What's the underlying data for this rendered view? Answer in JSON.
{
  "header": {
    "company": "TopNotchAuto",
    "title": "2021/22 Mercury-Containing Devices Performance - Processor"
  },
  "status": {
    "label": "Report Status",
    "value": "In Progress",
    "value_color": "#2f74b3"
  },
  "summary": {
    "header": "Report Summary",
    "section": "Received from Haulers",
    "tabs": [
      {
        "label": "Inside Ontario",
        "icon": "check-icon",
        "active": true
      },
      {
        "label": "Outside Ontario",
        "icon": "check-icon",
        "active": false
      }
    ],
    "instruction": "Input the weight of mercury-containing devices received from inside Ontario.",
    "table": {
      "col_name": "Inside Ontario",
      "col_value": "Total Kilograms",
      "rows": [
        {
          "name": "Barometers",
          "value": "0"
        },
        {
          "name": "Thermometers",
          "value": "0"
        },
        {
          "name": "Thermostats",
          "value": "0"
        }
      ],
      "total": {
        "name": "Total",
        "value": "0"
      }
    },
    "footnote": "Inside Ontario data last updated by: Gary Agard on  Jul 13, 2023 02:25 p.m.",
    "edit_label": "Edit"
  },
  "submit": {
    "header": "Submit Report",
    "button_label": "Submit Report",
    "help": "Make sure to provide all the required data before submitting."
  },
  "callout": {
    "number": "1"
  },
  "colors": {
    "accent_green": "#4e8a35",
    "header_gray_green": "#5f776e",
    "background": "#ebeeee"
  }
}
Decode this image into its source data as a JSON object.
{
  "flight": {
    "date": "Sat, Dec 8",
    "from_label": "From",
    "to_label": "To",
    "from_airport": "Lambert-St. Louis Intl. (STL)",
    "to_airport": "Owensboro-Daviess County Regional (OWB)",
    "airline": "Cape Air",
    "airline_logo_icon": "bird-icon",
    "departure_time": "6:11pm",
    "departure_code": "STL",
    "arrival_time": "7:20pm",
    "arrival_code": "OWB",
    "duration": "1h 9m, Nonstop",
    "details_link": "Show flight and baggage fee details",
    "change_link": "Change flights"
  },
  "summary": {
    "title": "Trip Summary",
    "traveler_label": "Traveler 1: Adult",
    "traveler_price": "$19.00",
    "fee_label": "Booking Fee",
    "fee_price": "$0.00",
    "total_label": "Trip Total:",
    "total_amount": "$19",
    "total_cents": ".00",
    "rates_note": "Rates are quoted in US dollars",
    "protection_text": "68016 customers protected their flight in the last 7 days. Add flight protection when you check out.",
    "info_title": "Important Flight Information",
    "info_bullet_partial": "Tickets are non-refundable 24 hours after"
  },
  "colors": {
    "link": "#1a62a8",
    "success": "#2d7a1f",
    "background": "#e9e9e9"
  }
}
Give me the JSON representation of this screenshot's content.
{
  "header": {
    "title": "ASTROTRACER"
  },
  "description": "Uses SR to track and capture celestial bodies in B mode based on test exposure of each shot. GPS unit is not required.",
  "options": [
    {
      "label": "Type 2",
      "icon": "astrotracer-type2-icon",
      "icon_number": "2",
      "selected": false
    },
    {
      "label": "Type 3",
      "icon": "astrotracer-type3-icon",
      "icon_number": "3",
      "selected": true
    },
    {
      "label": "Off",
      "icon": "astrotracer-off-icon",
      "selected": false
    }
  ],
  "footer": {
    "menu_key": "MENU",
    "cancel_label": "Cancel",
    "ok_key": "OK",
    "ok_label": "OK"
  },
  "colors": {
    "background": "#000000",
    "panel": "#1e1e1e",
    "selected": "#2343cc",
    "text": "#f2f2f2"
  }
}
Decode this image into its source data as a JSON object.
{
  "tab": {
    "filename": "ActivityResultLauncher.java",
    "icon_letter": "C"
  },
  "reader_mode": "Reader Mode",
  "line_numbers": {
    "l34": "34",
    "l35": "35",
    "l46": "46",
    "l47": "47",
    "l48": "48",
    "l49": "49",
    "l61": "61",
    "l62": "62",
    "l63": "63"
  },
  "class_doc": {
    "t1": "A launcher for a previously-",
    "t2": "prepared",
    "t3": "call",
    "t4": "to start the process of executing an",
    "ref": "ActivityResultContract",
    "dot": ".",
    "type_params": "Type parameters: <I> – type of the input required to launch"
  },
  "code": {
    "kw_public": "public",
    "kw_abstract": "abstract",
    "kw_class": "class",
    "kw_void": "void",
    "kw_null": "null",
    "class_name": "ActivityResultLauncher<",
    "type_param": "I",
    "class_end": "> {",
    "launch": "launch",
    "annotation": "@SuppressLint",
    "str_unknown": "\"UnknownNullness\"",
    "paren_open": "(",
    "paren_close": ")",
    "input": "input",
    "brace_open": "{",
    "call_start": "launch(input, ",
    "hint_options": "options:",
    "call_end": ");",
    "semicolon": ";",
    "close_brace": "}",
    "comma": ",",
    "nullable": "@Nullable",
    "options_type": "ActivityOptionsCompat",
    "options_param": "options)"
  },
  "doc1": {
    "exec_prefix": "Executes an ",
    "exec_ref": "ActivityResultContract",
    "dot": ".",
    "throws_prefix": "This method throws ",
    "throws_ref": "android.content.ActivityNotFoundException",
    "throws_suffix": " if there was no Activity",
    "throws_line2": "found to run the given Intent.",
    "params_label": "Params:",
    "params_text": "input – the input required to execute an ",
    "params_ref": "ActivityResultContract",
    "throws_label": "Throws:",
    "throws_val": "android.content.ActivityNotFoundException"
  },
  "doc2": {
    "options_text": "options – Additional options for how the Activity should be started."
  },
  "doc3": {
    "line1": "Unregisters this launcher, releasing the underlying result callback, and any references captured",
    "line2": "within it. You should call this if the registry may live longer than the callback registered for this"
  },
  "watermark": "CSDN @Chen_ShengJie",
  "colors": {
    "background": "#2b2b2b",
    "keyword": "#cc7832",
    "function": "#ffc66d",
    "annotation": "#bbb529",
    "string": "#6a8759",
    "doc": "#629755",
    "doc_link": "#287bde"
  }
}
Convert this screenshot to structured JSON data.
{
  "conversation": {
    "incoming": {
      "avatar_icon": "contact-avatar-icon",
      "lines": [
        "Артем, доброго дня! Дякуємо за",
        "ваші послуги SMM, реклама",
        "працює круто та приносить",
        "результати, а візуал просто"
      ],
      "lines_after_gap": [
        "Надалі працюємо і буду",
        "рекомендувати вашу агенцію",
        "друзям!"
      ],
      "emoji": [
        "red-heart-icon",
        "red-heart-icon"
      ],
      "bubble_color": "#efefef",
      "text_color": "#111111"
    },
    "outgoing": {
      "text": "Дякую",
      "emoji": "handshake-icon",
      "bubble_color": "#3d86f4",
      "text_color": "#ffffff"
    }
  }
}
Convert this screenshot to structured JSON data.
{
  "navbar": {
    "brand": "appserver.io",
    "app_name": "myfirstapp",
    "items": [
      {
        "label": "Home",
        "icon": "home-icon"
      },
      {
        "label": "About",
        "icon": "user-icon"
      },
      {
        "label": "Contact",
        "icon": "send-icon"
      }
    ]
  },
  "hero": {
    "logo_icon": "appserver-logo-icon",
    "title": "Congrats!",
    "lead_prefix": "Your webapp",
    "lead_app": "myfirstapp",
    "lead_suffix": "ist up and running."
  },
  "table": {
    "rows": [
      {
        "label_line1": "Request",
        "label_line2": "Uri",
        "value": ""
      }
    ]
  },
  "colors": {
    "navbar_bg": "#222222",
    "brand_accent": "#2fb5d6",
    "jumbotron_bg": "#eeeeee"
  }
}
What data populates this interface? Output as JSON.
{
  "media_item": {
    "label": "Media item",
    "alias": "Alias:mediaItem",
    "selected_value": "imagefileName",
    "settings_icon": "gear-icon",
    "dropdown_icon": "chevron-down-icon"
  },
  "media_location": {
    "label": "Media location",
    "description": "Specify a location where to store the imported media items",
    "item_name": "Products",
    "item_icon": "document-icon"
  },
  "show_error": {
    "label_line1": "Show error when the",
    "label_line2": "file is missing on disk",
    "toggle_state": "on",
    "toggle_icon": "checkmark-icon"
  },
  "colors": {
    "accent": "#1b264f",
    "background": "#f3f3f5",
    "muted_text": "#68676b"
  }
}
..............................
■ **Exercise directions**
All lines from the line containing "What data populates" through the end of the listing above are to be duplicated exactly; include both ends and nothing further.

■ **Exercise result**
What data populates this interface? Output as JSON.
{
  "media_item": {
    "label": "Media item",
    "alias": "Alias:mediaItem",
    "selected_value": "imagefileName",
    "settings_icon": "gear-icon",
    "dropdown_icon": "chevron-down-icon"
  },
  "media_location": {
    "label": "Media location",
    "description": "Specify a location where to store the imported media items",
    "item_name": "Products",
    "item_icon": "document-icon"
  },
  "show_error": {
    "label_line1": "Show error when the",
    "label_line2": "file is missing on disk",
    "toggle_state": "on",
    "toggle_icon": "checkmark-icon"
  },
  "colors": {
    "accent": "#1b264f",
    "background": "#f3f3f5",
    "muted_text": "#68676b"
  }
}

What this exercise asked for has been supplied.